Last month we covered the debate in New Hampshire over Governor John Lynch’s proposed amendments to a same-sex marriage bill that would provide certain religious protections for clergy and religious organizations. The New Hampshire house refused to accept Governor Lynch’s proposed language and the bill had stalled. Today various media outlets are reporting that the bill has been signed into law, and that most of the religious protections survived committee review.

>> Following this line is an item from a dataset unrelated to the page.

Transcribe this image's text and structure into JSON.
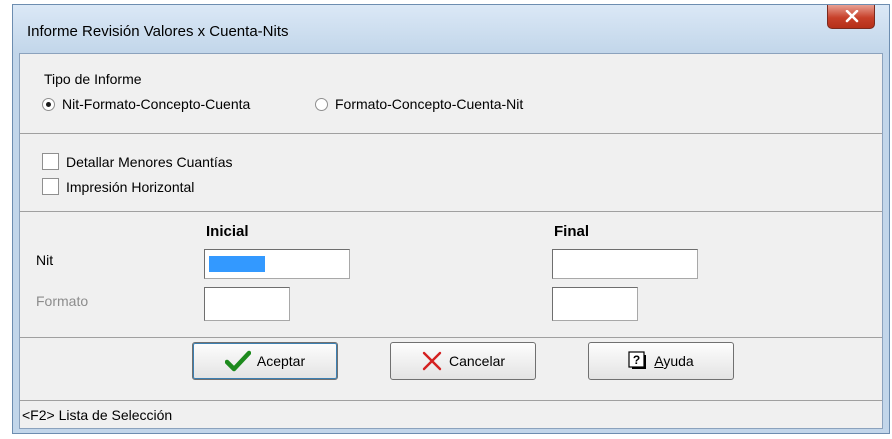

I think this is an encouraging first step in reconciling religious liberties and the seemingly inevitable expansion of same-sex marriage. As his signing statement indicated, Governor Lynch clearly recognized this tension and sought to address it in a way that had not been done in any other state so far. (This, by the way, is one of the reasons why such measures are best performed by the legislature rather than the judiciary.) Governor Lynch’s proposed language didn’t go far enough in my opinion because it fails to protect the religious liberties of individual that are not clergy or managed by a religious organization. But at least New Hampshire recognized those religious rights, which is more than can be said for Massachusetts or California.
Photo credit: marcn.